Change is never easy, especially when other folks are making choices that change your plans. Will you react to change with anger or sadness, or something more transformative — like love?
I was blessed with a joyful childhood filled with good memories — and my Mom (and her bacon!) played a huge role. Here are three of the most important things my Mom taught me about life and leadership.
As we celebrate Mother’s Day this May, naturally my thoughts turn to my own mother and my wife — the mother of my children. I’ll talk more about my Mom next week but this week, allow me a few moments to celebrate my wife Sarah and all that’s she’s taught me over the years.
All three of my children are unique, so taking a one-size-fits-all approach to parenting won’t work to speak to their unique needs.
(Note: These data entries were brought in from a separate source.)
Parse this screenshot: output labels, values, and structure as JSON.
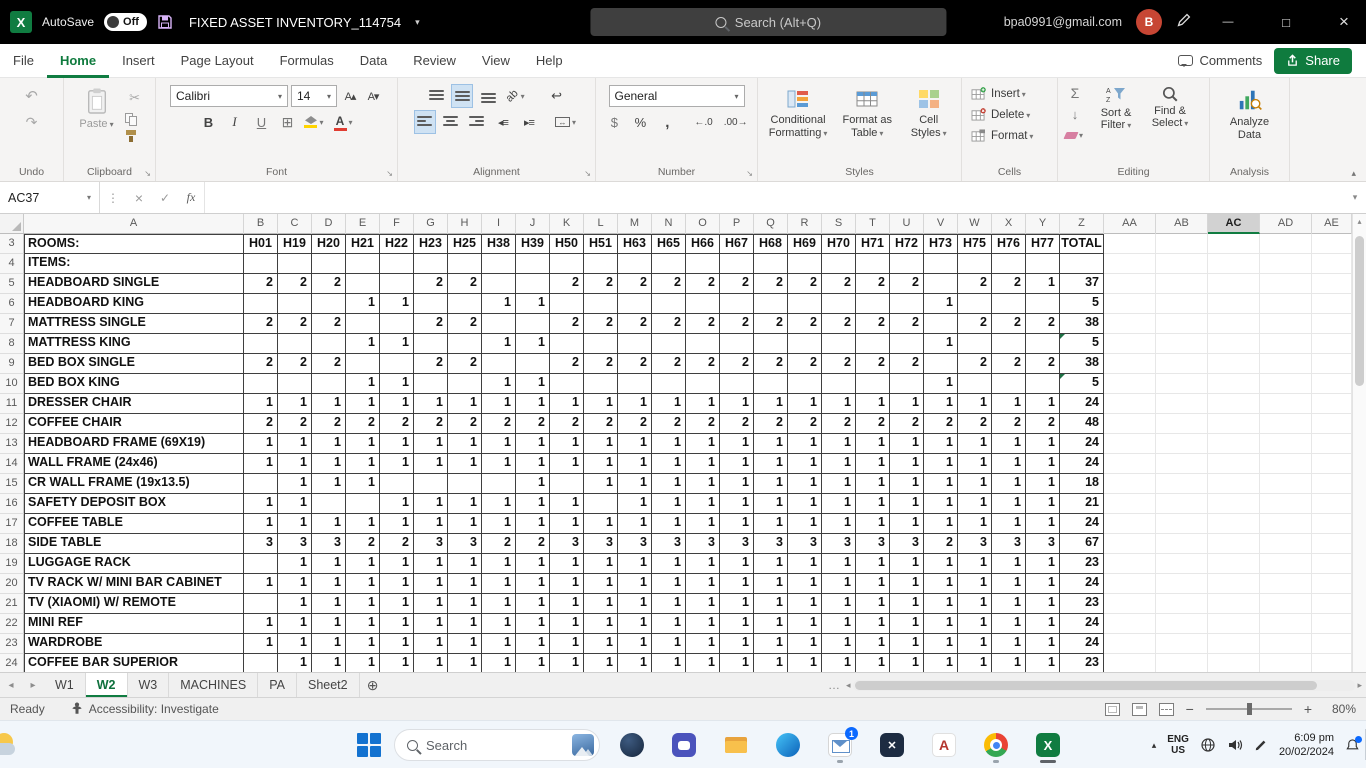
{
  "titlebar": {
    "autosave_label": "AutoSave",
    "autosave_state": "Off",
    "title": "FIXED ASSET INVENTORY_114754",
    "search_placeholder": "Search (Alt+Q)",
    "account_email": "bpa0991@gmail.com",
    "avatar_initial": "B"
  },
  "ribbon_tabs": {
    "items": [
      "File",
      "Home",
      "Insert",
      "Page Layout",
      "Formulas",
      "Data",
      "Review",
      "View",
      "Help"
    ],
    "active": "Home",
    "comments": "Comments",
    "share": "Share"
  },
  "ribbon": {
    "undo": {
      "label": "Undo"
    },
    "clipboard": {
      "label": "Clipboard",
      "paste": "Paste"
    },
    "font": {
      "label": "Font",
      "family": "Calibri",
      "size": "14"
    },
    "alignment": {
      "label": "Alignment"
    },
    "number": {
      "label": "Number",
      "format": "General"
    },
    "styles": {
      "label": "Styles",
      "buttons": [
        "Conditional Formatting",
        "Format as Table",
        "Cell Styles"
      ]
    },
    "cells": {
      "label": "Cells",
      "buttons": [
        "Insert",
        "Delete",
        "Format"
      ]
    },
    "editing": {
      "label": "Editing",
      "sort": "Sort & Filter",
      "find": "Find & Select"
    },
    "analysis": {
      "label": "Analysis",
      "button": "Analyze Data"
    }
  },
  "formula_bar": {
    "name_box": "AC37",
    "value": ""
  },
  "sheet": {
    "visible_columns": [
      "A",
      "B",
      "C",
      "D",
      "E",
      "F",
      "G",
      "H",
      "I",
      "J",
      "K",
      "L",
      "M",
      "N",
      "O",
      "P",
      "Q",
      "R",
      "S",
      "T",
      "U",
      "V",
      "W",
      "X",
      "Y",
      "Z",
      "AA",
      "AB",
      "AC",
      "AD",
      "AE"
    ],
    "selected_column": "AC",
    "rows_label_rooms": "ROOMS:",
    "rows_label_items": "ITEMS:",
    "room_headers": [
      "H01",
      "H19",
      "H20",
      "H21",
      "H22",
      "H23",
      "H25",
      "H38",
      "H39",
      "H50",
      "H51",
      "H63",
      "H65",
      "H66",
      "H67",
      "H68",
      "H69",
      "H70",
      "H71",
      "H72",
      "H73",
      "H75",
      "H76",
      "H77"
    ],
    "total_header": "TOTAL",
    "items": [
      {
        "row": 5,
        "name": "HEADBOARD SINGLE",
        "values": [
          "2",
          "2",
          "2",
          "",
          "",
          "2",
          "2",
          "",
          "",
          "2",
          "2",
          "2",
          "2",
          "2",
          "2",
          "2",
          "2",
          "2",
          "2",
          "2",
          "",
          "2",
          "2",
          "1"
        ],
        "total": "37",
        "flag": false
      },
      {
        "row": 6,
        "name": "HEADBOARD KING",
        "values": [
          "",
          "",
          "",
          "1",
          "1",
          "",
          "",
          "1",
          "1",
          "",
          "",
          "",
          "",
          "",
          "",
          "",
          "",
          "",
          "",
          "",
          "1",
          "",
          "",
          ""
        ],
        "total": "5",
        "flag": false
      },
      {
        "row": 7,
        "name": "MATTRESS SINGLE",
        "values": [
          "2",
          "2",
          "2",
          "",
          "",
          "2",
          "2",
          "",
          "",
          "2",
          "2",
          "2",
          "2",
          "2",
          "2",
          "2",
          "2",
          "2",
          "2",
          "2",
          "",
          "2",
          "2",
          "2"
        ],
        "total": "38",
        "flag": false
      },
      {
        "row": 8,
        "name": "MATTRESS KING",
        "values": [
          "",
          "",
          "",
          "1",
          "1",
          "",
          "",
          "1",
          "1",
          "",
          "",
          "",
          "",
          "",
          "",
          "",
          "",
          "",
          "",
          "",
          "1",
          "",
          "",
          ""
        ],
        "total": "5",
        "flag": true
      },
      {
        "row": 9,
        "name": "BED BOX SINGLE",
        "values": [
          "2",
          "2",
          "2",
          "",
          "",
          "2",
          "2",
          "",
          "",
          "2",
          "2",
          "2",
          "2",
          "2",
          "2",
          "2",
          "2",
          "2",
          "2",
          "2",
          "",
          "2",
          "2",
          "2"
        ],
        "total": "38",
        "flag": false
      },
      {
        "row": 10,
        "name": "BED BOX KING",
        "values": [
          "",
          "",
          "",
          "1",
          "1",
          "",
          "",
          "1",
          "1",
          "",
          "",
          "",
          "",
          "",
          "",
          "",
          "",
          "",
          "",
          "",
          "1",
          "",
          "",
          ""
        ],
        "total": "5",
        "flag": true
      },
      {
        "row": 11,
        "name": "DRESSER CHAIR",
        "values": [
          "1",
          "1",
          "1",
          "1",
          "1",
          "1",
          "1",
          "1",
          "1",
          "1",
          "1",
          "1",
          "1",
          "1",
          "1",
          "1",
          "1",
          "1",
          "1",
          "1",
          "1",
          "1",
          "1",
          "1"
        ],
        "total": "24",
        "flag": false
      },
      {
        "row": 12,
        "name": "COFFEE CHAIR",
        "values": [
          "2",
          "2",
          "2",
          "2",
          "2",
          "2",
          "2",
          "2",
          "2",
          "2",
          "2",
          "2",
          "2",
          "2",
          "2",
          "2",
          "2",
          "2",
          "2",
          "2",
          "2",
          "2",
          "2",
          "2"
        ],
        "total": "48",
        "flag": false
      },
      {
        "row": 13,
        "name": "HEADBOARD  FRAME (69X19)",
        "values": [
          "1",
          "1",
          "1",
          "1",
          "1",
          "1",
          "1",
          "1",
          "1",
          "1",
          "1",
          "1",
          "1",
          "1",
          "1",
          "1",
          "1",
          "1",
          "1",
          "1",
          "1",
          "1",
          "1",
          "1"
        ],
        "total": "24",
        "flag": false
      },
      {
        "row": 14,
        "name": "WALL FRAME (24x46)",
        "values": [
          "1",
          "1",
          "1",
          "1",
          "1",
          "1",
          "1",
          "1",
          "1",
          "1",
          "1",
          "1",
          "1",
          "1",
          "1",
          "1",
          "1",
          "1",
          "1",
          "1",
          "1",
          "1",
          "1",
          "1"
        ],
        "total": "24",
        "flag": false
      },
      {
        "row": 15,
        "name": "CR WALL FRAME (19x13.5)",
        "values": [
          "",
          "1",
          "1",
          "1",
          "",
          "",
          "",
          "",
          "1",
          "",
          "1",
          "1",
          "1",
          "1",
          "1",
          "1",
          "1",
          "1",
          "1",
          "1",
          "1",
          "1",
          "1",
          "1"
        ],
        "total": "18",
        "flag": false
      },
      {
        "row": 16,
        "name": "SAFETY DEPOSIT BOX",
        "values": [
          "1",
          "1",
          "",
          "",
          "1",
          "1",
          "1",
          "1",
          "1",
          "1",
          "",
          "1",
          "1",
          "1",
          "1",
          "1",
          "1",
          "1",
          "1",
          "1",
          "1",
          "1",
          "1",
          "1"
        ],
        "total": "21",
        "flag": false
      },
      {
        "row": 17,
        "name": "COFFEE TABLE",
        "values": [
          "1",
          "1",
          "1",
          "1",
          "1",
          "1",
          "1",
          "1",
          "1",
          "1",
          "1",
          "1",
          "1",
          "1",
          "1",
          "1",
          "1",
          "1",
          "1",
          "1",
          "1",
          "1",
          "1",
          "1"
        ],
        "total": "24",
        "flag": false
      },
      {
        "row": 18,
        "name": "SIDE TABLE",
        "values": [
          "3",
          "3",
          "3",
          "2",
          "2",
          "3",
          "3",
          "2",
          "2",
          "3",
          "3",
          "3",
          "3",
          "3",
          "3",
          "3",
          "3",
          "3",
          "3",
          "3",
          "2",
          "3",
          "3",
          "3"
        ],
        "total": "67",
        "flag": false
      },
      {
        "row": 19,
        "name": "LUGGAGE RACK",
        "values": [
          "",
          "1",
          "1",
          "1",
          "1",
          "1",
          "1",
          "1",
          "1",
          "1",
          "1",
          "1",
          "1",
          "1",
          "1",
          "1",
          "1",
          "1",
          "1",
          "1",
          "1",
          "1",
          "1",
          "1"
        ],
        "total": "23",
        "flag": false
      },
      {
        "row": 20,
        "name": "TV RACK W/ MINI BAR CABINET",
        "values": [
          "1",
          "1",
          "1",
          "1",
          "1",
          "1",
          "1",
          "1",
          "1",
          "1",
          "1",
          "1",
          "1",
          "1",
          "1",
          "1",
          "1",
          "1",
          "1",
          "1",
          "1",
          "1",
          "1",
          "1"
        ],
        "total": "24",
        "flag": false
      },
      {
        "row": 21,
        "name": "TV (XIAOMI) W/ REMOTE",
        "values": [
          "",
          "1",
          "1",
          "1",
          "1",
          "1",
          "1",
          "1",
          "1",
          "1",
          "1",
          "1",
          "1",
          "1",
          "1",
          "1",
          "1",
          "1",
          "1",
          "1",
          "1",
          "1",
          "1",
          "1"
        ],
        "total": "23",
        "flag": false
      },
      {
        "row": 22,
        "name": "MINI REF",
        "values": [
          "1",
          "1",
          "1",
          "1",
          "1",
          "1",
          "1",
          "1",
          "1",
          "1",
          "1",
          "1",
          "1",
          "1",
          "1",
          "1",
          "1",
          "1",
          "1",
          "1",
          "1",
          "1",
          "1",
          "1"
        ],
        "total": "24",
        "flag": false
      },
      {
        "row": 23,
        "name": "WARDROBE",
        "values": [
          "1",
          "1",
          "1",
          "1",
          "1",
          "1",
          "1",
          "1",
          "1",
          "1",
          "1",
          "1",
          "1",
          "1",
          "1",
          "1",
          "1",
          "1",
          "1",
          "1",
          "1",
          "1",
          "1",
          "1"
        ],
        "total": "24",
        "flag": false
      },
      {
        "row": 24,
        "name": "COFFEE BAR SUPERIOR",
        "values": [
          "",
          "1",
          "1",
          "1",
          "1",
          "1",
          "1",
          "1",
          "1",
          "1",
          "1",
          "1",
          "1",
          "1",
          "1",
          "1",
          "1",
          "1",
          "1",
          "1",
          "1",
          "1",
          "1",
          "1"
        ],
        "total": "23",
        "flag": false
      }
    ]
  },
  "sheet_tabs": {
    "tabs": [
      "W1",
      "W2",
      "W3",
      "MACHINES",
      "PA",
      "Sheet2"
    ],
    "active": "W2"
  },
  "status_bar": {
    "mode": "Ready",
    "accessibility": "Accessibility: Investigate",
    "zoom": "80%"
  },
  "taskbar": {
    "search": "Search",
    "mail_badge": "1",
    "tray": {
      "lang_top": "ENG",
      "lang_bottom": "US",
      "time": "6:09 pm",
      "date": "20/02/2024"
    }
  },
  "icons": {
    "chevron_down": "▾",
    "undo": "↶",
    "redo": "↷",
    "scissors": "✂",
    "sigma": "Σ",
    "percent": "%",
    "currency": "$",
    "wrap_text": "↩",
    "new_sheet": "⊕"
  }
}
The same holds true for those I lead in the workplace. To be a #leader worth following, you must be willing to move from the dugout to the stands.
I’m a huge Richard Curtis fan. And one of his movies — About Time — really resonated with me. Here’s what it taught me about the importance of creating and making the most of moments in time.
Giving is good, but giving strategically — to organizations whose missions and activities echo your own passions and beliefs — is even better. Allow me to introduce you to an organization that is near and dear to my heart, and tell you about the amazing things it has given me in return.
As we celebrate Holy Week in the Christian calendar, I want to take a moment to share how I came to follow Jesus, and how my life has changed as a result.
As a leader, one of the most powerful things we can do is ensure that others felt seen and heard. Dignifying others is one of the best ways we as leaders can pay it forward.
In February, I spent a week at home with my second bout of COVID, and spent a lot of time thinking about all sorts of things — from COVID and work to family and gratitude.
When my sisters and I decided to share leadership of our business, some people thought we were crazy. How would we make it work? What would happen if we all didn’t agree on a decision? Here’s what I’ve learned from working with my siblings in the leadership trenches.